Now, I admit that cherry picking quotes out of context is not the fairest way to do things. If you want to argue that had I presented the full picture it would be far easier to sort things out, neicha, I'll grant the point. Still, you would think that at least with respect to Orthodox vs. Reform/Reconstructionist ideology, what I think is fair to call opposite ends of the spectrum, there could be no possible way to conflate the two -- or could there be?
Is the glass is half-empty or half-full? Should we be thrilled that even Reform and Reconstuctionist leaders speak of Torah in ways that are not so different than their Orthodox counterparts -- perhaps there is far less that divides us theologically than some might assume -- or should we be distressed that even those who self-identify as Orthodox in fact subscribe to a theology that is for all intents and purposes indistinct from the other branches within Judaism?
If most historians say that there is no evidence for Israel gathering at Mount Sinai in the 13th century B.C.E. or thereabouts (they do), and if they say that there is ample evidence that Israel did not even exist as a cultural or political entity at that time (they do), then how should we reconcile those observations with the teachings of the Torah? The answer for most --xxxx-- thinkers is that the revelation at Mount Sinai in Exodus is a story that teaches great truths about the way that God is revealed in our lives, not facts about an historical incident.
Given the data to which modern historians have access, it is impossible to regard the accounts of mass Exodus from Egypt, the wilderness experience or the coordinated, swift and complete conquest of the entire land of Canaan under Joshua as historical…
The stories of the Torah reflect the ways the prophets of old refracted their encounters with divine wisdom through the prism of mnemohistorical narrative. Adam is the story about why humans are here, and Noah is the story about the precariousness of our position and the existential need to be good people in order for our existence to have meaning. The stories of the Patriarchs and Matriarchs are about who we (Israel/Jews) are as a people and how we found God/God found us; the Exodus and Conquest tell us about Israel’s mission as a nation and our covenantal relationship with God.
It is precisely the sacredness of these texts that requires of serious students to employ every piece of scholarly equipment to unpack their contents... Judaism does not seek to limit our thinking, only our actions.
The Torah is not divine.... Is the Torah authoritative? Absolutely. But is it divine? No.

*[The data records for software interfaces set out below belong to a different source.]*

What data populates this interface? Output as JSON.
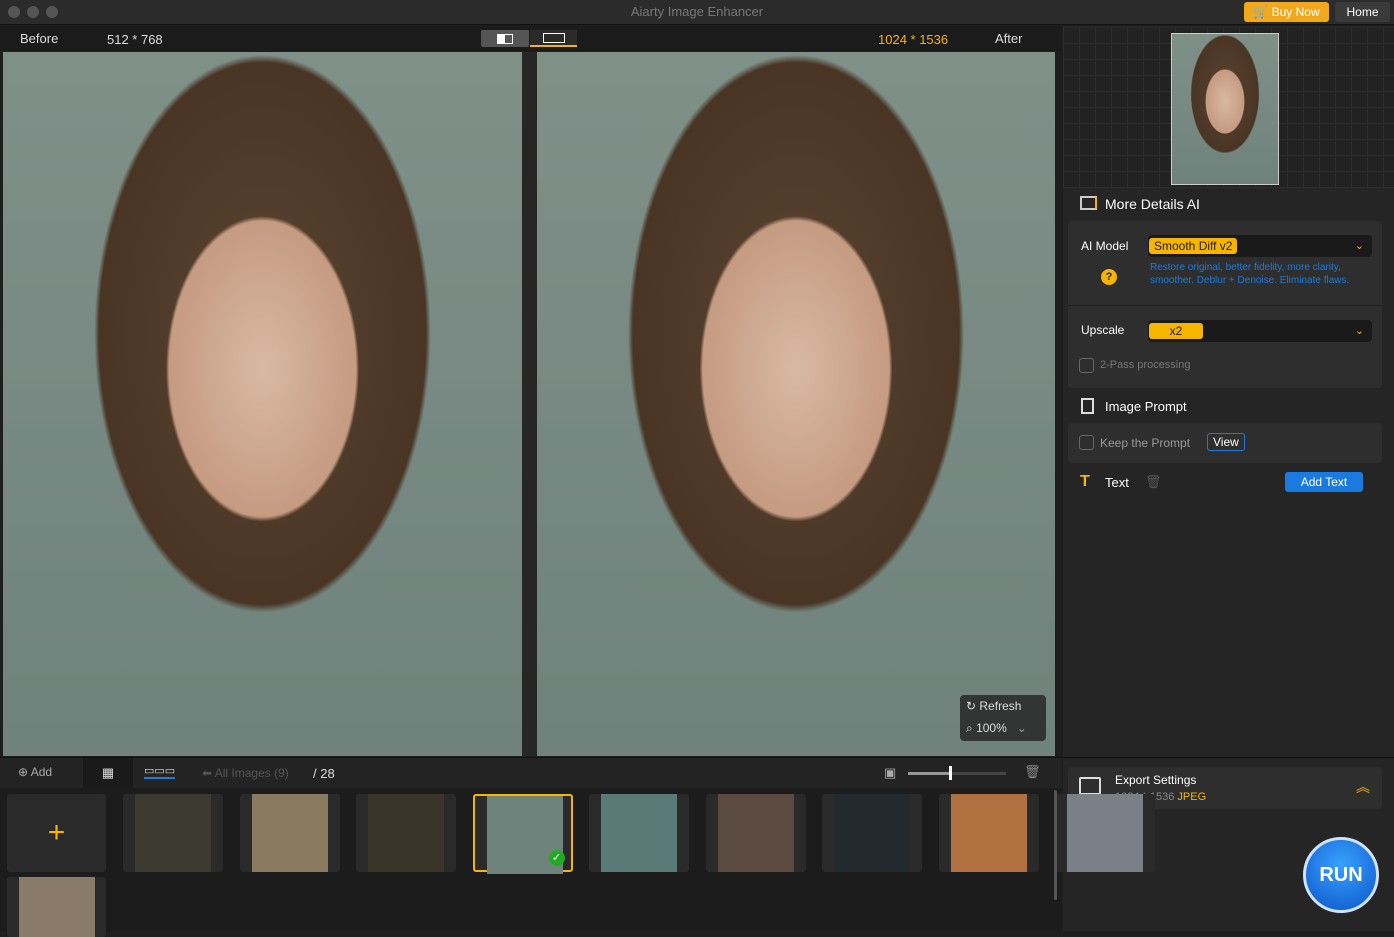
{
  "window": {
    "title": "Aiarty Image Enhancer",
    "buy_now": "Buy Now",
    "home": "Home"
  },
  "header": {
    "before": "Before",
    "before_size": "512 * 768",
    "after_size": "1024 * 1536",
    "after": "After"
  },
  "preview": {
    "refresh": "Refresh",
    "zoom": "100%"
  },
  "sidebar": {
    "section_title": "More Details AI",
    "ai_model_label": "AI Model",
    "ai_model_value": "Smooth Diff v2",
    "ai_model_desc": "Restore original, better fidelity, more clarity, smoother. Deblur + Denoise. Eliminate flaws.",
    "upscale_label": "Upscale",
    "upscale_value": "x2",
    "two_pass": "2-Pass processing",
    "image_prompt": "Image Prompt",
    "keep_prompt": "Keep the Prompt",
    "view": "View",
    "text_label": "Text",
    "add_text": "Add Text",
    "export_title": "Export Settings",
    "export_size": "1024 * 1536",
    "export_format": "JPEG",
    "run": "RUN"
  },
  "bottom": {
    "add": "Add",
    "all_images": "All Images (9)",
    "total": "/ 28"
  },
  "thumbnails": [
    {
      "color": "#3a3a30"
    },
    {
      "color": "#8a7a60"
    },
    {
      "color": "#3a3528"
    },
    {
      "color": "#6f827b",
      "selected": true
    },
    {
      "color": "#5a7a78"
    },
    {
      "color": "#5a4a40"
    },
    {
      "color": "#222a30"
    },
    {
      "color": "#b07040"
    },
    {
      "color": "#7a8088"
    }
  ],
  "accent": "#f7b500",
  "link_color": "#1a7ae0"
}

In the coming discussion of Torah I make no literalist assumptions about the historicity of the text or its revealed origins. I speak out of deep relationship with the Torah text as we have it, out of unceasing engagement (including moments of outrage and frustration), but not as a believer in it as resulting from divine dictation. The biblical scholar’s understanding of the text’s complex origins and editing are a level of truth that I recognize as valid. In my religious life, however, I continue to embrace the text as a whole, a sacred artifact rather than as historical document. I enter into the text as a participant in an unending conversation among generations of Jews, enriched but essentially unfazed by critical perspectives.